(THE INPUT)
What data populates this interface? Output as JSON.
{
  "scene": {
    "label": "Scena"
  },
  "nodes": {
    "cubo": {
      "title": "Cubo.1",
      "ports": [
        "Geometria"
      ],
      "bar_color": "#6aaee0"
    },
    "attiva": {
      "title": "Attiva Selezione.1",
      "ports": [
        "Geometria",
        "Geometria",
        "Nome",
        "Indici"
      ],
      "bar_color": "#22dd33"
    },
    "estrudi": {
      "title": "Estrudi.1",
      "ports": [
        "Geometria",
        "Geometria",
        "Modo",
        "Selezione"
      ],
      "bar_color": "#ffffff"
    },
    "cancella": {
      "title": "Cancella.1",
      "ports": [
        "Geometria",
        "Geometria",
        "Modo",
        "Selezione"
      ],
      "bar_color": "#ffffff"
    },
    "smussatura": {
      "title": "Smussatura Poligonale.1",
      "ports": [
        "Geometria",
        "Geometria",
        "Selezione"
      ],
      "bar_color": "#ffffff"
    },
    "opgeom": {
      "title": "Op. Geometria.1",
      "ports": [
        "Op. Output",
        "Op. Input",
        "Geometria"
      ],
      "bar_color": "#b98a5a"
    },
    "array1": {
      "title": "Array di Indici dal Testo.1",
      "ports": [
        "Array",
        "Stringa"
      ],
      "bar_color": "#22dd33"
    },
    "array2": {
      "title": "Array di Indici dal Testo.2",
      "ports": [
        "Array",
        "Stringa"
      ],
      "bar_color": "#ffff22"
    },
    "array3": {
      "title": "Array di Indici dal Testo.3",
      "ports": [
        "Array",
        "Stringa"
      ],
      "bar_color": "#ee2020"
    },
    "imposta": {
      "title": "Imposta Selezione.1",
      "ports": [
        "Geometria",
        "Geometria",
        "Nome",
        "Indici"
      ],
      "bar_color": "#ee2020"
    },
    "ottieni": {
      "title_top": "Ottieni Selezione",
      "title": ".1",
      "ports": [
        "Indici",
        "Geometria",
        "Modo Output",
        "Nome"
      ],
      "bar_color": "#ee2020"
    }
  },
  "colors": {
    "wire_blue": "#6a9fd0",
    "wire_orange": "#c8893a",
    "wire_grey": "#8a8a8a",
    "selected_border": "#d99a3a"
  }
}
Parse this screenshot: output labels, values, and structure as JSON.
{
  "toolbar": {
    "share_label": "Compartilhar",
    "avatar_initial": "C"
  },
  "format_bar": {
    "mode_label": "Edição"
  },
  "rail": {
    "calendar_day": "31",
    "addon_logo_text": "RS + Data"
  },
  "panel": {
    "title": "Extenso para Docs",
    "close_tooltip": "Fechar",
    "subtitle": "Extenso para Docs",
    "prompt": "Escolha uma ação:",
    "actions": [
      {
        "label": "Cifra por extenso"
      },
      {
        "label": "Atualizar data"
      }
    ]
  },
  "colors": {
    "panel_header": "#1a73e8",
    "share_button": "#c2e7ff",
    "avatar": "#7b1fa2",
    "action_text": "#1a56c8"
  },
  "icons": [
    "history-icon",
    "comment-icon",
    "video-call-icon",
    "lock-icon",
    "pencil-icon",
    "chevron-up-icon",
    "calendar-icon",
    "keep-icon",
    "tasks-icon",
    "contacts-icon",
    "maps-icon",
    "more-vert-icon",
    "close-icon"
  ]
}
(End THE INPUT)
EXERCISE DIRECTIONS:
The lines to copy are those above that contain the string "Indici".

THE COMPLETED TASK:
        "Indici"
      "title": "Array di Indici dal Testo.1",
      "title": "Array di Indici dal Testo.2",
      "title": "Array di Indici dal Testo.3",
        "Indici"
        "Indici",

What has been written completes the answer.